Extracted data entries:
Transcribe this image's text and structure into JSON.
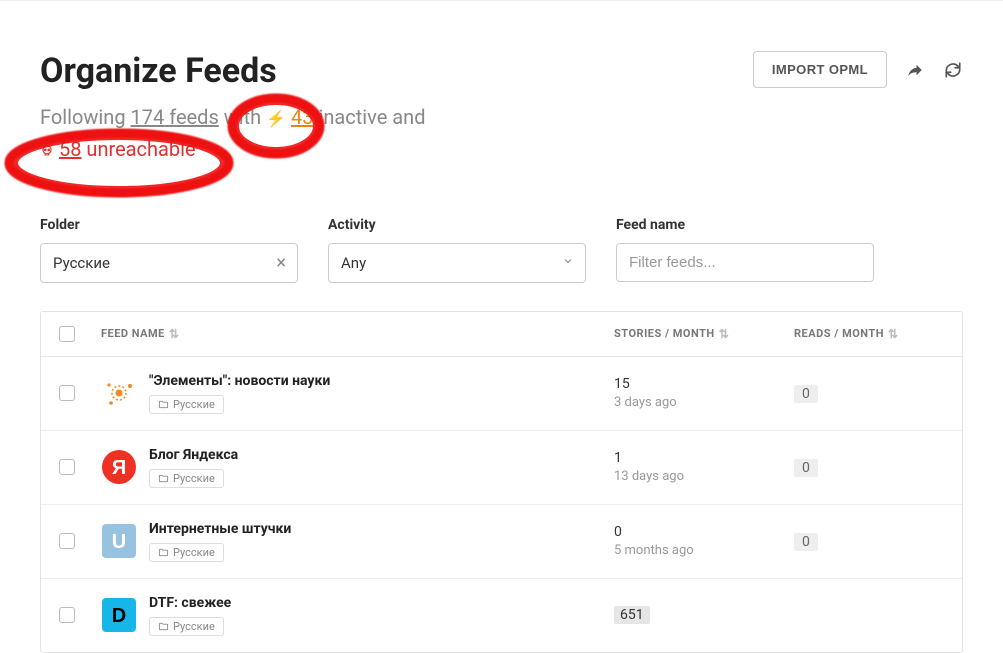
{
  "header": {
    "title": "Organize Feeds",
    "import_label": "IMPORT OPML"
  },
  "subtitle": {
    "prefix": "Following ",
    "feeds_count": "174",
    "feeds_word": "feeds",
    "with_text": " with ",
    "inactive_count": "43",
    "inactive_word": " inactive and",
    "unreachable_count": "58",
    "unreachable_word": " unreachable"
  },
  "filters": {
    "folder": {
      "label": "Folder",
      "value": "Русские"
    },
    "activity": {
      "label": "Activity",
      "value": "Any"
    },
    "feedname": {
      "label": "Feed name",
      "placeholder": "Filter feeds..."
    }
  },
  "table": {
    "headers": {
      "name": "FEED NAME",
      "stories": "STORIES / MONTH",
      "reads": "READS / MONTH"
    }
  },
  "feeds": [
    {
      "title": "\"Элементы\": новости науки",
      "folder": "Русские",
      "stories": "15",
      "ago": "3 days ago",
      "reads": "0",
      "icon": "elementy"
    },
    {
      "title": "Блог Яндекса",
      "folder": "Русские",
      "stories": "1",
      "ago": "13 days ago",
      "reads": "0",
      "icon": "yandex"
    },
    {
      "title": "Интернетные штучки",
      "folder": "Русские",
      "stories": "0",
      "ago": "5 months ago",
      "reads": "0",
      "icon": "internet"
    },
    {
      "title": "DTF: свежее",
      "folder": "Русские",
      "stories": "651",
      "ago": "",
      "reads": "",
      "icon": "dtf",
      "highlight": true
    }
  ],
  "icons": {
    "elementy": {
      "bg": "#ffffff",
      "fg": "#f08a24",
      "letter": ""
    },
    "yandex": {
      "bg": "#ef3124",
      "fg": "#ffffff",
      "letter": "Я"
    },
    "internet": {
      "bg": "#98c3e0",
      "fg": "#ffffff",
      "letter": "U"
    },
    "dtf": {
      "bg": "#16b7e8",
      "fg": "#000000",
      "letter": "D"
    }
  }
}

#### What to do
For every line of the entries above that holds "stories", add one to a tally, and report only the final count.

#### Response area
5